__EXERCISE__
Among the entries below, please show each line that carries the word "Open".

SUPPLIED DATA Start Marker

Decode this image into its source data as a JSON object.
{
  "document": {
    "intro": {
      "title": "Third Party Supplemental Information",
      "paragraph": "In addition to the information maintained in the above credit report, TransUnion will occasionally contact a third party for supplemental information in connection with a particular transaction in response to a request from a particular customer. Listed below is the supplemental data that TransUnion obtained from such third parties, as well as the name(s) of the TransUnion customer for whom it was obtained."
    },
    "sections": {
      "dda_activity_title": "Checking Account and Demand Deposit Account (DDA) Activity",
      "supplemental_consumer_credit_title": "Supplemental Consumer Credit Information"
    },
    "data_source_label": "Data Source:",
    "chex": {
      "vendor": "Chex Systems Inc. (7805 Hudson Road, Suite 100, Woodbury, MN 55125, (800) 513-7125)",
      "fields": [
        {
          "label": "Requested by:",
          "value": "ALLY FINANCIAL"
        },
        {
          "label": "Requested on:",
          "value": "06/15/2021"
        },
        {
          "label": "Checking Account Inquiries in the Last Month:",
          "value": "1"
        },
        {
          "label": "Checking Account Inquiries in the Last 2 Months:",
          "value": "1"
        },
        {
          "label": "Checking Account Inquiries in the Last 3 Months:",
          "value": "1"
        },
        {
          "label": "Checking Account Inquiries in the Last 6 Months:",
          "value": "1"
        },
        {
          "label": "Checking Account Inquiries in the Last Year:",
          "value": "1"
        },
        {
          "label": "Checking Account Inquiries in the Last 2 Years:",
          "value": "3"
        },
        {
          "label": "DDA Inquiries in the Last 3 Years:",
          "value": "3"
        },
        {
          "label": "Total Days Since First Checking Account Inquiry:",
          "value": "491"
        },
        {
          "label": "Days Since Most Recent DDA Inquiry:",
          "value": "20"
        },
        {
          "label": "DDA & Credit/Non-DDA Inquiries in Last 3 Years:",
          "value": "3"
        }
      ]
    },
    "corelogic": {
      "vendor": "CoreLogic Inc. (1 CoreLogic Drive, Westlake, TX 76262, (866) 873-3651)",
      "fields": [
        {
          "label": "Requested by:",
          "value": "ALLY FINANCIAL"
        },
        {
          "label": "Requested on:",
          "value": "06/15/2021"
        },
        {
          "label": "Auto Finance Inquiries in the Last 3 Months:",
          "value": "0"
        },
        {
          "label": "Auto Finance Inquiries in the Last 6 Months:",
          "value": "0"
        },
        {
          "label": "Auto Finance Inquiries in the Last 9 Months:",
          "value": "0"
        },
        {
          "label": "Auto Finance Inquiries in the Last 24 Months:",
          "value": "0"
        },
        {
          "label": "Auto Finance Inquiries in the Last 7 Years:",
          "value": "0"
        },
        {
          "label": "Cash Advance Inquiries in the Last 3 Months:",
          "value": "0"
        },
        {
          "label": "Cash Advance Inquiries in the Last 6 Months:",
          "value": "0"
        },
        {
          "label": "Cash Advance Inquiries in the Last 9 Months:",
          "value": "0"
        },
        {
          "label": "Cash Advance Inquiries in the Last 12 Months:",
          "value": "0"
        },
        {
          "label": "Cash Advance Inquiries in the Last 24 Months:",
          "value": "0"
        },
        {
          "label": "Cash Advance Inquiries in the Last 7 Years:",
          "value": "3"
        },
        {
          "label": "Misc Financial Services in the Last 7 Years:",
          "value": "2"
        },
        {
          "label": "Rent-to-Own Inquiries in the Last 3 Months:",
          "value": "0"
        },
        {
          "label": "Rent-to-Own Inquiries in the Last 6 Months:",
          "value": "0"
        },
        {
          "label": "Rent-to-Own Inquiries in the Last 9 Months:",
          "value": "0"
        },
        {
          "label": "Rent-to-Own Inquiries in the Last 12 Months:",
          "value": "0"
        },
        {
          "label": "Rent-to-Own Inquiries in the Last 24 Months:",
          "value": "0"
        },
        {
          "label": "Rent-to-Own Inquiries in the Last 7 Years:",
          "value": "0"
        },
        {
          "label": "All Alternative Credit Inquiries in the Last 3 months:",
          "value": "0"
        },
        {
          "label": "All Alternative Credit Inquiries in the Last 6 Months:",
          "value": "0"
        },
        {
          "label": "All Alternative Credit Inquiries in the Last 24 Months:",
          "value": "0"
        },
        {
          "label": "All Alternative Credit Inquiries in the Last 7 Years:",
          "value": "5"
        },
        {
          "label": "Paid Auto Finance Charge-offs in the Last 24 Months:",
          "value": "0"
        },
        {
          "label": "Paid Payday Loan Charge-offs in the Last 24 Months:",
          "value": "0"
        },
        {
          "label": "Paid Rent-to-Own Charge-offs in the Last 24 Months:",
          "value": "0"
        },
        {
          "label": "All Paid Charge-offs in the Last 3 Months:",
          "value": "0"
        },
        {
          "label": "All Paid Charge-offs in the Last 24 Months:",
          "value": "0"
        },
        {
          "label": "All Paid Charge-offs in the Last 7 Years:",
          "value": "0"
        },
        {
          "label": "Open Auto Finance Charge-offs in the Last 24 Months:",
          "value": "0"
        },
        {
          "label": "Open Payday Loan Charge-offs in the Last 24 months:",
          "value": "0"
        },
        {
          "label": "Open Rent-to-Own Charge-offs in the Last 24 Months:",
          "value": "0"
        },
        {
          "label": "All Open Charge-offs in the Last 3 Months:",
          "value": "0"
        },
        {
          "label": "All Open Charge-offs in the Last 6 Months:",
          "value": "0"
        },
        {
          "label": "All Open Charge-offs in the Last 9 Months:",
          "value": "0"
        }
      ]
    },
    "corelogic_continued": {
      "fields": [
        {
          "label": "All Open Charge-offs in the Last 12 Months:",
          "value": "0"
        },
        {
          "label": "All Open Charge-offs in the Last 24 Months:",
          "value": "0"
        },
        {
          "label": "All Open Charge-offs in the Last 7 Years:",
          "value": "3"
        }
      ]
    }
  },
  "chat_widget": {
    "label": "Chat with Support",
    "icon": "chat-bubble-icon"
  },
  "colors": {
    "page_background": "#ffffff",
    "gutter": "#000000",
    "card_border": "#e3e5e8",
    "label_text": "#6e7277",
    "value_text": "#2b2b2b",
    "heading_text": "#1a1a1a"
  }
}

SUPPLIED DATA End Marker

__TASK OUTPUT__
          "label": "Open Auto Finance Charge-offs in the Last 24 Months:",
          "label": "Open Payday Loan Charge-offs in the Last 24 months:",
          "label": "Open Rent-to-Own Charge-offs in the Last 24 Months:",
          "label": "All Open Charge-offs in the Last 3 Months:",
          "label": "All Open Charge-offs in the Last 6 Months:",
          "label": "All Open Charge-offs in the Last 9 Months:",
          "label": "All Open Charge-offs in the Last 12 Months:",
          "label": "All Open Charge-offs in the Last 24 Months:",
          "label": "All Open Charge-offs in the Last 7 Years:",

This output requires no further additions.